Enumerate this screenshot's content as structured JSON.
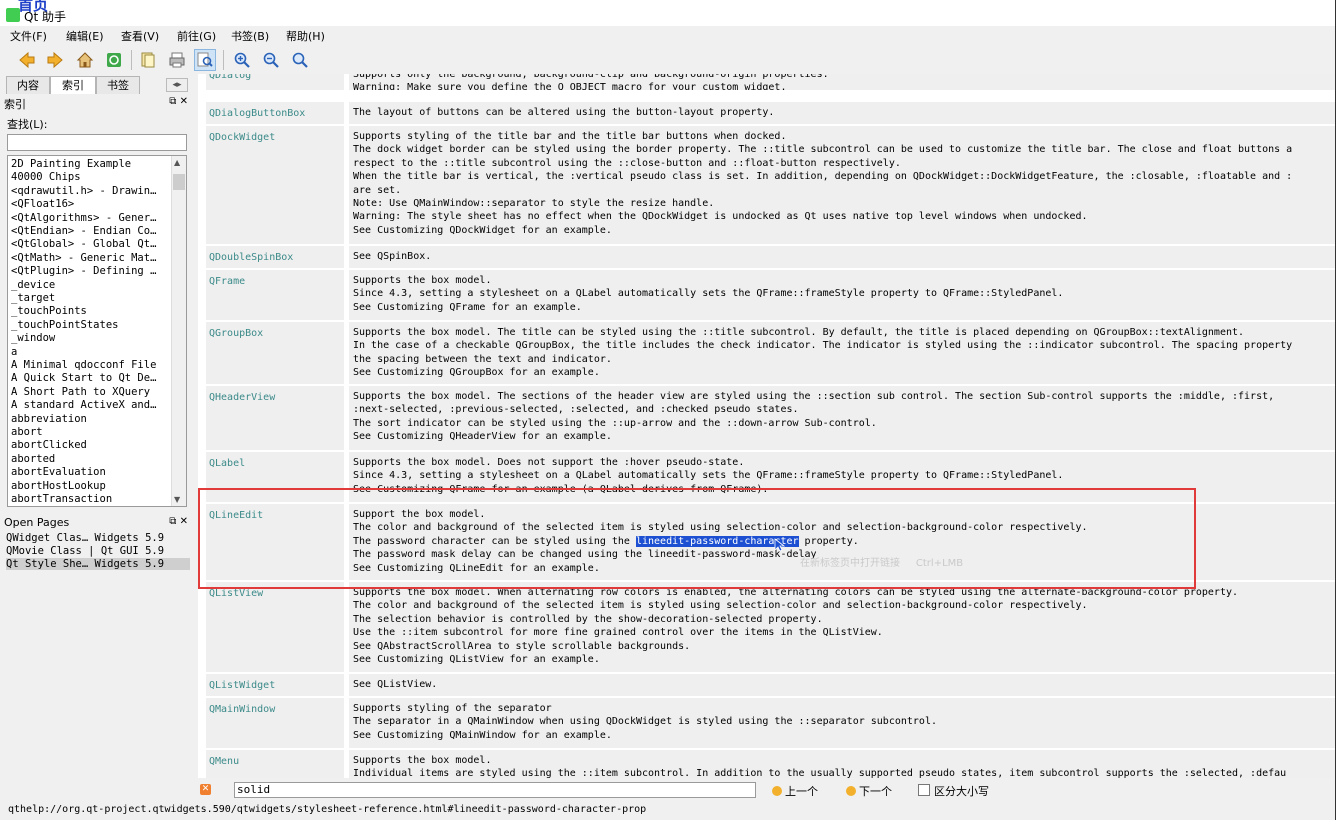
{
  "window": {
    "title": "Qt 助手",
    "overlay_text": "首页"
  },
  "menu": [
    "文件(F)",
    "编辑(E)",
    "查看(V)",
    "前往(G)",
    "书签(B)",
    "帮助(H)"
  ],
  "toolbar": [
    "back-icon",
    "forward-icon",
    "home-icon",
    "sync-icon",
    "copy-icon",
    "print-icon",
    "find-icon",
    "zoom-in-icon",
    "zoom-out-icon",
    "zoom-reset-icon"
  ],
  "sidebar": {
    "tabs": [
      "内容",
      "索引",
      "书签"
    ],
    "index_title": "索引",
    "find_label": "查找(L):",
    "find_value": "",
    "index_items": [
      "2D Painting Example",
      "40000 Chips",
      "<qdrawutil.h> - Drawin…",
      "<QFloat16>",
      "<QtAlgorithms> - Gener…",
      "<QtEndian> - Endian Co…",
      "<QtGlobal> - Global Qt…",
      "<QtMath> - Generic Mat…",
      "<QtPlugin> - Defining …",
      "_device",
      "_target",
      "_touchPoints",
      "_touchPointStates",
      "_window",
      "a",
      "A Minimal qdocconf File",
      "A Quick Start to Qt De…",
      "A Short Path to XQuery",
      "A standard ActiveX and…",
      "abbreviation",
      "abort",
      "abortClicked",
      "aborted",
      "abortEvaluation",
      "abortHostLookup",
      "abortTransaction"
    ],
    "open_pages_title": "Open Pages",
    "open_pages": [
      "QWidget Clas… Widgets 5.9",
      "QMovie Class | Qt GUI 5.9",
      "Qt Style She… Widgets 5.9"
    ]
  },
  "content": {
    "rows": [
      {
        "name": "QDialog",
        "lines": [
          "Supports only the background, background-clip and background-origin properties.",
          "Warning: Make sure you define the Q_OBJECT macro for your custom widget."
        ]
      },
      {
        "name": "QDialogButtonBox",
        "lines": [
          "The layout of buttons can be altered using the button-layout property."
        ]
      },
      {
        "name": "QDockWidget",
        "lines": [
          "Supports styling of the title bar and the title bar buttons when docked.",
          "The dock widget border can be styled using the border property. The ::title subcontrol can be used to customize the title bar. The close and float buttons a",
          "respect to the ::title subcontrol using the ::close-button and ::float-button respectively.",
          "When the title bar is vertical, the :vertical pseudo class is set. In addition, depending on QDockWidget::DockWidgetFeature, the :closable, :floatable and :",
          "are set.",
          "Note: Use QMainWindow::separator to style the resize handle.",
          "Warning: The style sheet has no effect when the QDockWidget is undocked as Qt uses native top level windows when undocked.",
          "See Customizing QDockWidget for an example."
        ]
      },
      {
        "name": "QDoubleSpinBox",
        "lines": [
          "See QSpinBox."
        ]
      },
      {
        "name": "QFrame",
        "lines": [
          "Supports the box model.",
          "Since 4.3, setting a stylesheet on a QLabel automatically sets the QFrame::frameStyle property to QFrame::StyledPanel.",
          "See Customizing QFrame for an example."
        ]
      },
      {
        "name": "QGroupBox",
        "lines": [
          "Supports the box model. The title can be styled using the ::title subcontrol. By default, the title is placed depending on QGroupBox::textAlignment.",
          "In the case of a checkable QGroupBox, the title includes the check indicator. The indicator is styled using the ::indicator subcontrol. The spacing property",
          "the spacing between the text and indicator.",
          "See Customizing QGroupBox for an example."
        ]
      },
      {
        "name": "QHeaderView",
        "lines": [
          "Supports the box model. The sections of the header view are styled using the ::section sub control. The section Sub-control supports the :middle, :first,",
          ":next-selected, :previous-selected, :selected, and :checked pseudo states.",
          "The sort indicator can be styled using the ::up-arrow and the ::down-arrow Sub-control.",
          "See Customizing QHeaderView for an example."
        ]
      },
      {
        "name": "QLabel",
        "lines": [
          "Supports the box model. Does not support the :hover pseudo-state.",
          "Since 4.3, setting a stylesheet on a QLabel automatically sets the QFrame::frameStyle property to QFrame::StyledPanel.",
          "See Customizing QFrame for an example (a QLabel derives from QFrame)."
        ]
      },
      {
        "name": "QLineEdit",
        "lines": [
          "Support the box model.",
          "The color and background of the selected item is styled using selection-color and selection-background-color respectively.",
          "The password character can be styled using the lineedit-password-character property.",
          "The password mask delay can be changed using the lineedit-password-mask-delay",
          "See Customizing QLineEdit for an example."
        ]
      },
      {
        "name": "QListView",
        "lines": [
          "Supports the box model. When alternating row colors is enabled, the alternating colors can be styled using the alternate-background-color property.",
          "The color and background of the selected item is styled using selection-color and selection-background-color respectively.",
          "The selection behavior is controlled by the show-decoration-selected property.",
          "Use the ::item subcontrol for more fine grained control over the items in the QListView.",
          "See QAbstractScrollArea to style scrollable backgrounds.",
          "See Customizing QListView for an example."
        ]
      },
      {
        "name": "QListWidget",
        "lines": [
          "See QListView."
        ]
      },
      {
        "name": "QMainWindow",
        "lines": [
          "Supports styling of the separator",
          "The separator in a QMainWindow when using QDockWidget is styled using the ::separator subcontrol.",
          "See Customizing QMainWindow for an example."
        ]
      },
      {
        "name": "QMenu",
        "lines": [
          "Supports the box model.",
          "Individual items are styled using the ::item subcontrol. In addition to the usually supported pseudo states, item subcontrol supports the :selected, :defau"
        ]
      }
    ],
    "highlight": "lineedit-password-character",
    "context_ghost": [
      "在新标签页中打开链接",
      "Ctrl+LMB"
    ]
  },
  "findbar": {
    "value": "solid",
    "prev": "上一个",
    "next": "下一个",
    "case": "区分大小写"
  },
  "status": "qthelp://org.qt-project.qtwidgets.590/qtwidgets/stylesheet-reference.html#lineedit-password-character-prop",
  "colors": {
    "link": "#3b8a89",
    "highlight": "#1c4fd1",
    "annotation": "#e03a3a"
  }
}
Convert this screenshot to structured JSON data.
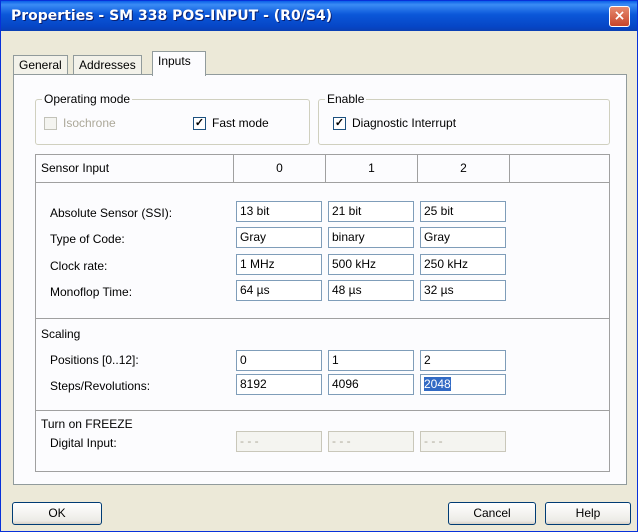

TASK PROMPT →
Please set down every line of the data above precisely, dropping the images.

FINISHED EXERCISE →
Enumerate this screenshot's content as structured JSON.
{
  "window": {
    "title": "Qt 助手",
    "overlay_text": "首页"
  },
  "menu": [
    "文件(F)",
    "编辑(E)",
    "查看(V)",
    "前往(G)",
    "书签(B)",
    "帮助(H)"
  ],
  "toolbar": [
    "back-icon",
    "forward-icon",
    "home-icon",
    "sync-icon",
    "copy-icon",
    "print-icon",
    "find-icon",
    "zoom-in-icon",
    "zoom-out-icon",
    "zoom-reset-icon"
  ],
  "sidebar": {
    "tabs": [
      "内容",
      "索引",
      "书签"
    ],
    "index_title": "索引",
    "find_label": "查找(L):",
    "find_value": "",
    "index_items": [
      "2D Painting Example",
      "40000 Chips",
      "<qdrawutil.h> - Drawin…",
      "<QFloat16>",
      "<QtAlgorithms> - Gener…",
      "<QtEndian> - Endian Co…",
      "<QtGlobal> - Global Qt…",
      "<QtMath> - Generic Mat…",
      "<QtPlugin> - Defining …",
      "_device",
      "_target",
      "_touchPoints",
      "_touchPointStates",
      "_window",
      "a",
      "A Minimal qdocconf File",
      "A Quick Start to Qt De…",
      "A Short Path to XQuery",
      "A standard ActiveX and…",
      "abbreviation",
      "abort",
      "abortClicked",
      "aborted",
      "abortEvaluation",
      "abortHostLookup",
      "abortTransaction"
    ],
    "open_pages_title": "Open Pages",
    "open_pages": [
      "QWidget Clas… Widgets 5.9",
      "QMovie Class | Qt GUI 5.9",
      "Qt Style She… Widgets 5.9"
    ]
  },
  "content": {
    "rows": [
      {
        "name": "QDialog",
        "lines": [
          "Supports only the background, background-clip and background-origin properties.",
          "Warning: Make sure you define the Q_OBJECT macro for your custom widget."
        ]
      },
      {
        "name": "QDialogButtonBox",
        "lines": [
          "The layout of buttons can be altered using the button-layout property."
        ]
      },
      {
        "name": "QDockWidget",
        "lines": [
          "Supports styling of the title bar and the title bar buttons when docked.",
          "The dock widget border can be styled using the border property. The ::title subcontrol can be used to customize the title bar. The close and float buttons a",
          "respect to the ::title subcontrol using the ::close-button and ::float-button respectively.",
          "When the title bar is vertical, the :vertical pseudo class is set. In addition, depending on QDockWidget::DockWidgetFeature, the :closable, :floatable and :",
          "are set.",
          "Note: Use QMainWindow::separator to style the resize handle.",
          "Warning: The style sheet has no effect when the QDockWidget is undocked as Qt uses native top level windows when undocked.",
          "See Customizing QDockWidget for an example."
        ]
      },
      {
        "name": "QDoubleSpinBox",
        "lines": [
          "See QSpinBox."
        ]
      },
      {
        "name": "QFrame",
        "lines": [
          "Supports the box model.",
          "Since 4.3, setting a stylesheet on a QLabel automatically sets the QFrame::frameStyle property to QFrame::StyledPanel.",
          "See Customizing QFrame for an example."
        ]
      },
      {
        "name": "QGroupBox",
        "lines": [
          "Supports the box model. The title can be styled using the ::title subcontrol. By default, the title is placed depending on QGroupBox::textAlignment.",
          "In the case of a checkable QGroupBox, the title includes the check indicator. The indicator is styled using the ::indicator subcontrol. The spacing property",
          "the spacing between the text and indicator.",
          "See Customizing QGroupBox for an example."
        ]
      },
      {
        "name": "QHeaderView",
        "lines": [
          "Supports the box model. The sections of the header view are styled using the ::section sub control. The section Sub-control supports the :middle, :first,",
          ":next-selected, :previous-selected, :selected, and :checked pseudo states.",
          "The sort indicator can be styled using the ::up-arrow and the ::down-arrow Sub-control.",
          "See Customizing QHeaderView for an example."
        ]
      },
      {
        "name": "QLabel",
        "lines": [
          "Supports the box model. Does not support the :hover pseudo-state.",
          "Since 4.3, setting a stylesheet on a QLabel automatically sets the QFrame::frameStyle property to QFrame::StyledPanel.",
          "See Customizing QFrame for an example (a QLabel derives from QFrame)."
        ]
      },
      {
        "name": "QLineEdit",
        "lines": [
          "Support the box model.",
          "The color and background of the selected item is styled using selection-color and selection-background-color respectively.",
          "The password character can be styled using the lineedit-password-character property.",
          "The password mask delay can be changed using the lineedit-password-mask-delay",
          "See Customizing QLineEdit for an example."
        ]
      },
      {
        "name": "QListView",
        "lines": [
          "Supports the box model. When alternating row colors is enabled, the alternating colors can be styled using the alternate-background-color property.",
          "The color and background of the selected item is styled using selection-color and selection-background-color respectively.",
          "The selection behavior is controlled by the show-decoration-selected property.",
          "Use the ::item subcontrol for more fine grained control over the items in the QListView.",
          "See QAbstractScrollArea to style scrollable backgrounds.",
          "See Customizing QListView for an example."
        ]
      },
      {
        "name": "QListWidget",
        "lines": [
          "See QListView."
        ]
      },
      {
        "name": "QMainWindow",
        "lines": [
          "Supports styling of the separator",
          "The separator in a QMainWindow when using QDockWidget is styled using the ::separator subcontrol.",
          "See Customizing QMainWindow for an example."
        ]
      },
      {
        "name": "QMenu",
        "lines": [
          "Supports the box model.",
          "Individual items are styled using the ::item subcontrol. In addition to the usually supported pseudo states, item subcontrol supports the :selected, :defau"
        ]
      }
    ],
    "highlight": "lineedit-password-character",
    "context_ghost": [
      "在新标签页中打开链接",
      "Ctrl+LMB"
    ]
  },
  "findbar": {
    "value": "solid",
    "prev": "上一个",
    "next": "下一个",
    "case": "区分大小写"
  },
  "status": "qthelp://org.qt-project.qtwidgets.590/qtwidgets/stylesheet-reference.html#lineedit-password-character-prop",
  "colors": {
    "link": "#3b8a89",
    "highlight": "#1c4fd1",
    "annotation": "#e03a3a"
  }
}
Convert this screenshot to structured JSON data.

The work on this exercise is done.